START Input records
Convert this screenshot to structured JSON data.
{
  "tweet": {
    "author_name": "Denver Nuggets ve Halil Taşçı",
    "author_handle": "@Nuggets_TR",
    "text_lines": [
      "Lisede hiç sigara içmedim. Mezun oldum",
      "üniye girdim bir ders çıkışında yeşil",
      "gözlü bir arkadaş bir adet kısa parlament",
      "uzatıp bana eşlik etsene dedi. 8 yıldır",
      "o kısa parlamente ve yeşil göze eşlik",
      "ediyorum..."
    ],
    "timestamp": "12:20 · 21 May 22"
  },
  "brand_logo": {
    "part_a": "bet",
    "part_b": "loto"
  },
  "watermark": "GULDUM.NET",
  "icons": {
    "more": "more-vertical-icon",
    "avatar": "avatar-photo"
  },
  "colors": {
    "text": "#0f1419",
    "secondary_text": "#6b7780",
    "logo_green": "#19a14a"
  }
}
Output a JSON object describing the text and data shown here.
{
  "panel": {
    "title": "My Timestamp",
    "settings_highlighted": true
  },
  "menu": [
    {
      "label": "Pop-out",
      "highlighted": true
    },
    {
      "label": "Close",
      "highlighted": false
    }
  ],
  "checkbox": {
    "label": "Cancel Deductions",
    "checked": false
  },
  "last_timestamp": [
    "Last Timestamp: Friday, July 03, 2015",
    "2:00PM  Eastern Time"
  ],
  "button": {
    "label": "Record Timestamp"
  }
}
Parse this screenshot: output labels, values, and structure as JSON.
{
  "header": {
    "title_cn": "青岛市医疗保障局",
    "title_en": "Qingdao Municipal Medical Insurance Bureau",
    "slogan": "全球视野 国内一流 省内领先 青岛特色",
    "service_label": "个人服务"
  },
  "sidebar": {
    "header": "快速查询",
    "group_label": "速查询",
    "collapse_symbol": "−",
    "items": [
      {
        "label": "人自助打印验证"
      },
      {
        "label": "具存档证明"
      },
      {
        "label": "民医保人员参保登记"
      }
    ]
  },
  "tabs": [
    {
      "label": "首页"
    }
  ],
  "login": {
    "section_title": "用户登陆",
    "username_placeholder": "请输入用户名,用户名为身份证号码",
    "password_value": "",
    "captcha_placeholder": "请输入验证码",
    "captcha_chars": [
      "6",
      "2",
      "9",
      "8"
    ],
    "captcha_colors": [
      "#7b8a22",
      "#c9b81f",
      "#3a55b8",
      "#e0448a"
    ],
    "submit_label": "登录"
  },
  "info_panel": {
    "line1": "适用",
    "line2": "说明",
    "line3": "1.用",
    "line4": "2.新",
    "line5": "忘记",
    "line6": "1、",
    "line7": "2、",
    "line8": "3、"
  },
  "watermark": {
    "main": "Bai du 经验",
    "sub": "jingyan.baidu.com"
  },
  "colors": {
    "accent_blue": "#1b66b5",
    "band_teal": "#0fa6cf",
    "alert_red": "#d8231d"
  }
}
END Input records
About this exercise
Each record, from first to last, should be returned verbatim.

Worked solution
Convert this screenshot to structured JSON data.
{
  "tweet": {
    "author_name": "Denver Nuggets ve Halil Taşçı",
    "author_handle": "@Nuggets_TR",
    "text_lines": [
      "Lisede hiç sigara içmedim. Mezun oldum",
      "üniye girdim bir ders çıkışında yeşil",
      "gözlü bir arkadaş bir adet kısa parlament",
      "uzatıp bana eşlik etsene dedi. 8 yıldır",
      "o kısa parlamente ve yeşil göze eşlik",
      "ediyorum..."
    ],
    "timestamp": "12:20 · 21 May 22"
  },
  "brand_logo": {
    "part_a": "bet",
    "part_b": "loto"
  },
  "watermark": "GULDUM.NET",
  "icons": {
    "more": "more-vertical-icon",
    "avatar": "avatar-photo"
  },
  "colors": {
    "text": "#0f1419",
    "secondary_text": "#6b7780",
    "logo_green": "#19a14a"
  }
}
Output a JSON object describing the text and data shown here.
{
  "panel": {
    "title": "My Timestamp",
    "settings_highlighted": true
  },
  "menu": [
    {
      "label": "Pop-out",
      "highlighted": true
    },
    {
      "label": "Close",
      "highlighted": false
    }
  ],
  "checkbox": {
    "label": "Cancel Deductions",
    "checked": false
  },
  "last_timestamp": [
    "Last Timestamp: Friday, July 03, 2015",
    "2:00PM  Eastern Time"
  ],
  "button": {
    "label": "Record Timestamp"
  }
}
Parse this screenshot: output labels, values, and structure as JSON.
{
  "header": {
    "title_cn": "青岛市医疗保障局",
    "title_en": "Qingdao Municipal Medical Insurance Bureau",
    "slogan": "全球视野 国内一流 省内领先 青岛特色",
    "service_label": "个人服务"
  },
  "sidebar": {
    "header": "快速查询",
    "group_label": "速查询",
    "collapse_symbol": "−",
    "items": [
      {
        "label": "人自助打印验证"
      },
      {
        "label": "具存档证明"
      },
      {
        "label": "民医保人员参保登记"
      }
    ]
  },
  "tabs": [
    {
      "label": "首页"
    }
  ],
  "login": {
    "section_title": "用户登陆",
    "username_placeholder": "请输入用户名,用户名为身份证号码",
    "password_value": "",
    "captcha_placeholder": "请输入验证码",
    "captcha_chars": [
      "6",
      "2",
      "9",
      "8"
    ],
    "captcha_colors": [
      "#7b8a22",
      "#c9b81f",
      "#3a55b8",
      "#e0448a"
    ],
    "submit_label": "登录"
  },
  "info_panel": {
    "line1": "适用",
    "line2": "说明",
    "line3": "1.用",
    "line4": "2.新",
    "line5": "忘记",
    "line6": "1、",
    "line7": "2、",
    "line8": "3、"
  },
  "watermark": {
    "main": "Bai du 经验",
    "sub": "jingyan.baidu.com"
  },
  "colors": {
    "accent_blue": "#1b66b5",
    "band_teal": "#0fa6cf",
    "alert_red": "#d8231d"
  }
}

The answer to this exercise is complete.